### Action item
Spot each line in the records below where the word "date" occurs, then copy it.

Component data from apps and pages

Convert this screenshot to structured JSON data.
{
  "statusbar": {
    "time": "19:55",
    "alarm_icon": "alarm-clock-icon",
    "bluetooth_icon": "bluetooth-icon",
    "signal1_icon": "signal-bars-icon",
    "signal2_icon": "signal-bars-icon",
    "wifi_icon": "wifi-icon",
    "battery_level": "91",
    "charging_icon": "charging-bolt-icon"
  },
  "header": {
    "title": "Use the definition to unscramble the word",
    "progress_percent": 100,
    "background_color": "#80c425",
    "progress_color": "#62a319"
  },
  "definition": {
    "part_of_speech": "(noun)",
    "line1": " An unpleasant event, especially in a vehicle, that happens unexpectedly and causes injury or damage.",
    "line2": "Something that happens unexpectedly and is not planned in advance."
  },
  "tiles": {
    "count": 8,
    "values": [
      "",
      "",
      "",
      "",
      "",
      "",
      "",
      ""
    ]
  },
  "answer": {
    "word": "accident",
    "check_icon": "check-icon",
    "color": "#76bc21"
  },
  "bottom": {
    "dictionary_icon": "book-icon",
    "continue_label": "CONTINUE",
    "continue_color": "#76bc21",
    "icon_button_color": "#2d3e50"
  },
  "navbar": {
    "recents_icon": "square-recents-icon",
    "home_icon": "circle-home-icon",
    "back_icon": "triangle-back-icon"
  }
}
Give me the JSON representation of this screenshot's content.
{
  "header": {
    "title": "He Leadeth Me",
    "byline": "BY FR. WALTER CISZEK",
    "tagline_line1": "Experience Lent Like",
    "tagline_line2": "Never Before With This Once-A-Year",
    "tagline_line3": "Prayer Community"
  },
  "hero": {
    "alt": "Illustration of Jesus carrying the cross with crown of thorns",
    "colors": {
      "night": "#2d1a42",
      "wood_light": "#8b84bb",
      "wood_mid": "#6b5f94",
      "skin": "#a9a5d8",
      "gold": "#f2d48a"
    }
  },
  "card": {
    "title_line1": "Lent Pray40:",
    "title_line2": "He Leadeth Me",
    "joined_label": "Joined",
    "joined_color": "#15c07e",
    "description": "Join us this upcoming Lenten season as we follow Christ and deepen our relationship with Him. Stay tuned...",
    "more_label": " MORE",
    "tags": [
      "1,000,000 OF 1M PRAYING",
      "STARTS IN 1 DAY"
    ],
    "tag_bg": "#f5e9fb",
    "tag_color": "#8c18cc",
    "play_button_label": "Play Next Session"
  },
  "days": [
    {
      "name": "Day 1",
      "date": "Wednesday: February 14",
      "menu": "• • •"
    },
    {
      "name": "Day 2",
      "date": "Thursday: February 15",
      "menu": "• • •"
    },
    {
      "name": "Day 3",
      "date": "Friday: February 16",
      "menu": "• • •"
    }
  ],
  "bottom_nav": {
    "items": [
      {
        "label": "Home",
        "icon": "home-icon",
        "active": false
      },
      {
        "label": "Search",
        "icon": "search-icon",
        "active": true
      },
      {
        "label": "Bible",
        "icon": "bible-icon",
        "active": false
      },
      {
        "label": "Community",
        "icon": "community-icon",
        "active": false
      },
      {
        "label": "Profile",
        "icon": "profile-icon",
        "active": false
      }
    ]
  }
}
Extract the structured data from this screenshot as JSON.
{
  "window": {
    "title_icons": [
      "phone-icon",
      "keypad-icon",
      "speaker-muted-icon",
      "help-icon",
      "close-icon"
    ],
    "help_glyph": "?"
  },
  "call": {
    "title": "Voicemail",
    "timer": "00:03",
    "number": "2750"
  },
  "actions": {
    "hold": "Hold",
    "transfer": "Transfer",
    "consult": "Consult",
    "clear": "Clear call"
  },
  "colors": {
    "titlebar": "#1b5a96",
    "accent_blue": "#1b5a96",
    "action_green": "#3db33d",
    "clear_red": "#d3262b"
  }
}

### Solved exercise
      "date": "Wednesday: February 14",
      "date": "Thursday: February 15",
      "date": "Friday: February 16",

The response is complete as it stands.